**Exercise**
The copy you give must match the records exactly, except that it holds no images.

**Data for processing**
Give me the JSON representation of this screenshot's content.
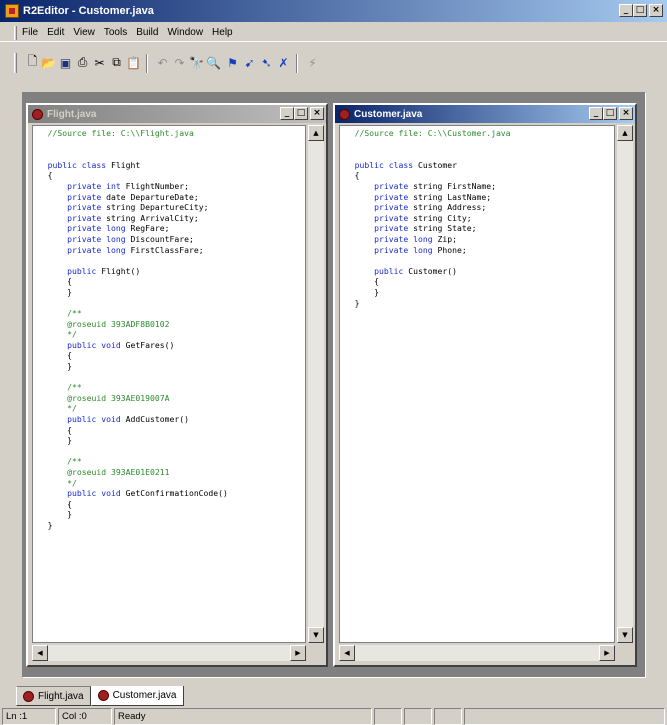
{
  "app": {
    "title": "R2Editor - Customer.java"
  },
  "menu": [
    "File",
    "Edit",
    "View",
    "Tools",
    "Build",
    "Window",
    "Help"
  ],
  "toolbar": {
    "buttons": [
      "new-file-icon",
      "open-folder-icon",
      "save-icon",
      "print-icon",
      "cut-icon",
      "copy-icon",
      "paste-icon",
      "undo-icon",
      "redo-icon",
      "find-icon",
      "find-next-icon",
      "bookmark-icon",
      "bookmark-next-icon",
      "bookmark-prev-icon",
      "bookmark-clear-icon",
      "build-icon"
    ]
  },
  "windows": [
    {
      "title": "Flight.java",
      "active": false,
      "lines": [
        [
          [
            "cm",
            "//Source file: C:\\\\Flight.java"
          ]
        ],
        [],
        [],
        [
          [
            "kw",
            "public class "
          ],
          [
            "n",
            "Flight"
          ]
        ],
        [
          [
            "n",
            "{"
          ]
        ],
        [
          [
            "kw",
            "    private int "
          ],
          [
            "n",
            "FlightNumber;"
          ]
        ],
        [
          [
            "kw",
            "    private "
          ],
          [
            "n",
            "date DepartureDate;"
          ]
        ],
        [
          [
            "kw",
            "    private "
          ],
          [
            "n",
            "string DepartureCity;"
          ]
        ],
        [
          [
            "kw",
            "    private "
          ],
          [
            "n",
            "string ArrivalCity;"
          ]
        ],
        [
          [
            "kw",
            "    private long "
          ],
          [
            "n",
            "RegFare;"
          ]
        ],
        [
          [
            "kw",
            "    private long "
          ],
          [
            "n",
            "DiscountFare;"
          ]
        ],
        [
          [
            "kw",
            "    private long "
          ],
          [
            "n",
            "FirstClassFare;"
          ]
        ],
        [],
        [
          [
            "kw",
            "    public "
          ],
          [
            "n",
            "Flight()"
          ]
        ],
        [
          [
            "n",
            "    {"
          ]
        ],
        [
          [
            "n",
            "    }"
          ]
        ],
        [],
        [
          [
            "cm",
            "    /**"
          ]
        ],
        [
          [
            "cm",
            "    @roseuid 393ADF8B0102"
          ]
        ],
        [
          [
            "cm",
            "    */"
          ]
        ],
        [
          [
            "kw",
            "    public void "
          ],
          [
            "n",
            "GetFares()"
          ]
        ],
        [
          [
            "n",
            "    {"
          ]
        ],
        [
          [
            "n",
            "    }"
          ]
        ],
        [],
        [
          [
            "cm",
            "    /**"
          ]
        ],
        [
          [
            "cm",
            "    @roseuid 393AE019007A"
          ]
        ],
        [
          [
            "cm",
            "    */"
          ]
        ],
        [
          [
            "kw",
            "    public void "
          ],
          [
            "n",
            "AddCustomer()"
          ]
        ],
        [
          [
            "n",
            "    {"
          ]
        ],
        [
          [
            "n",
            "    }"
          ]
        ],
        [],
        [
          [
            "cm",
            "    /**"
          ]
        ],
        [
          [
            "cm",
            "    @roseuid 393AE01E0211"
          ]
        ],
        [
          [
            "cm",
            "    */"
          ]
        ],
        [
          [
            "kw",
            "    public void "
          ],
          [
            "n",
            "GetConfirmationCode()"
          ]
        ],
        [
          [
            "n",
            "    {"
          ]
        ],
        [
          [
            "n",
            "    }"
          ]
        ],
        [
          [
            "n",
            "}"
          ]
        ]
      ]
    },
    {
      "title": "Customer.java",
      "active": true,
      "lines": [
        [
          [
            "cm",
            "//Source file: C:\\\\Customer.java"
          ]
        ],
        [],
        [],
        [
          [
            "kw",
            "public class "
          ],
          [
            "n",
            "Customer"
          ]
        ],
        [
          [
            "n",
            "{"
          ]
        ],
        [
          [
            "kw",
            "    private "
          ],
          [
            "n",
            "string FirstName;"
          ]
        ],
        [
          [
            "kw",
            "    private "
          ],
          [
            "n",
            "string LastName;"
          ]
        ],
        [
          [
            "kw",
            "    private "
          ],
          [
            "n",
            "string Address;"
          ]
        ],
        [
          [
            "kw",
            "    private "
          ],
          [
            "n",
            "string City;"
          ]
        ],
        [
          [
            "kw",
            "    private "
          ],
          [
            "n",
            "string State;"
          ]
        ],
        [
          [
            "kw",
            "    private long "
          ],
          [
            "n",
            "Zip;"
          ]
        ],
        [
          [
            "kw",
            "    private long "
          ],
          [
            "n",
            "Phone;"
          ]
        ],
        [],
        [
          [
            "kw",
            "    public "
          ],
          [
            "n",
            "Customer()"
          ]
        ],
        [
          [
            "n",
            "    {"
          ]
        ],
        [
          [
            "n",
            "    }"
          ]
        ],
        [
          [
            "n",
            "}"
          ]
        ]
      ]
    }
  ],
  "tabs": [
    "Flight.java",
    "Customer.java"
  ],
  "status": {
    "line": "Ln :1",
    "col": "Col :0",
    "message": "Ready"
  }
}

**Exercise solution**
Give me the JSON representation of this screenshot's content.
{
  "app": {
    "title": "R2Editor - Customer.java"
  },
  "menu": [
    "File",
    "Edit",
    "View",
    "Tools",
    "Build",
    "Window",
    "Help"
  ],
  "toolbar": {
    "buttons": [
      "new-file-icon",
      "open-folder-icon",
      "save-icon",
      "print-icon",
      "cut-icon",
      "copy-icon",
      "paste-icon",
      "undo-icon",
      "redo-icon",
      "find-icon",
      "find-next-icon",
      "bookmark-icon",
      "bookmark-next-icon",
      "bookmark-prev-icon",
      "bookmark-clear-icon",
      "build-icon"
    ]
  },
  "windows": [
    {
      "title": "Flight.java",
      "active": false,
      "lines": [
        [
          [
            "cm",
            "//Source file: C:\\\\Flight.java"
          ]
        ],
        [],
        [],
        [
          [
            "kw",
            "public class "
          ],
          [
            "n",
            "Flight"
          ]
        ],
        [
          [
            "n",
            "{"
          ]
        ],
        [
          [
            "kw",
            "    private int "
          ],
          [
            "n",
            "FlightNumber;"
          ]
        ],
        [
          [
            "kw",
            "    private "
          ],
          [
            "n",
            "date DepartureDate;"
          ]
        ],
        [
          [
            "kw",
            "    private "
          ],
          [
            "n",
            "string DepartureCity;"
          ]
        ],
        [
          [
            "kw",
            "    private "
          ],
          [
            "n",
            "string ArrivalCity;"
          ]
        ],
        [
          [
            "kw",
            "    private long "
          ],
          [
            "n",
            "RegFare;"
          ]
        ],
        [
          [
            "kw",
            "    private long "
          ],
          [
            "n",
            "DiscountFare;"
          ]
        ],
        [
          [
            "kw",
            "    private long "
          ],
          [
            "n",
            "FirstClassFare;"
          ]
        ],
        [],
        [
          [
            "kw",
            "    public "
          ],
          [
            "n",
            "Flight()"
          ]
        ],
        [
          [
            "n",
            "    {"
          ]
        ],
        [
          [
            "n",
            "    }"
          ]
        ],
        [],
        [
          [
            "cm",
            "    /**"
          ]
        ],
        [
          [
            "cm",
            "    @roseuid 393ADF8B0102"
          ]
        ],
        [
          [
            "cm",
            "    */"
          ]
        ],
        [
          [
            "kw",
            "    public void "
          ],
          [
            "n",
            "GetFares()"
          ]
        ],
        [
          [
            "n",
            "    {"
          ]
        ],
        [
          [
            "n",
            "    }"
          ]
        ],
        [],
        [
          [
            "cm",
            "    /**"
          ]
        ],
        [
          [
            "cm",
            "    @roseuid 393AE019007A"
          ]
        ],
        [
          [
            "cm",
            "    */"
          ]
        ],
        [
          [
            "kw",
            "    public void "
          ],
          [
            "n",
            "AddCustomer()"
          ]
        ],
        [
          [
            "n",
            "    {"
          ]
        ],
        [
          [
            "n",
            "    }"
          ]
        ],
        [],
        [
          [
            "cm",
            "    /**"
          ]
        ],
        [
          [
            "cm",
            "    @roseuid 393AE01E0211"
          ]
        ],
        [
          [
            "cm",
            "    */"
          ]
        ],
        [
          [
            "kw",
            "    public void "
          ],
          [
            "n",
            "GetConfirmationCode()"
          ]
        ],
        [
          [
            "n",
            "    {"
          ]
        ],
        [
          [
            "n",
            "    }"
          ]
        ],
        [
          [
            "n",
            "}"
          ]
        ]
      ]
    },
    {
      "title": "Customer.java",
      "active": true,
      "lines": [
        [
          [
            "cm",
            "//Source file: C:\\\\Customer.java"
          ]
        ],
        [],
        [],
        [
          [
            "kw",
            "public class "
          ],
          [
            "n",
            "Customer"
          ]
        ],
        [
          [
            "n",
            "{"
          ]
        ],
        [
          [
            "kw",
            "    private "
          ],
          [
            "n",
            "string FirstName;"
          ]
        ],
        [
          [
            "kw",
            "    private "
          ],
          [
            "n",
            "string LastName;"
          ]
        ],
        [
          [
            "kw",
            "    private "
          ],
          [
            "n",
            "string Address;"
          ]
        ],
        [
          [
            "kw",
            "    private "
          ],
          [
            "n",
            "string City;"
          ]
        ],
        [
          [
            "kw",
            "    private "
          ],
          [
            "n",
            "string State;"
          ]
        ],
        [
          [
            "kw",
            "    private long "
          ],
          [
            "n",
            "Zip;"
          ]
        ],
        [
          [
            "kw",
            "    private long "
          ],
          [
            "n",
            "Phone;"
          ]
        ],
        [],
        [
          [
            "kw",
            "    public "
          ],
          [
            "n",
            "Customer()"
          ]
        ],
        [
          [
            "n",
            "    {"
          ]
        ],
        [
          [
            "n",
            "    }"
          ]
        ],
        [
          [
            "n",
            "}"
          ]
        ]
      ]
    }
  ],
  "tabs": [
    "Flight.java",
    "Customer.java"
  ],
  "status": {
    "line": "Ln :1",
    "col": "Col :0",
    "message": "Ready"
  }
}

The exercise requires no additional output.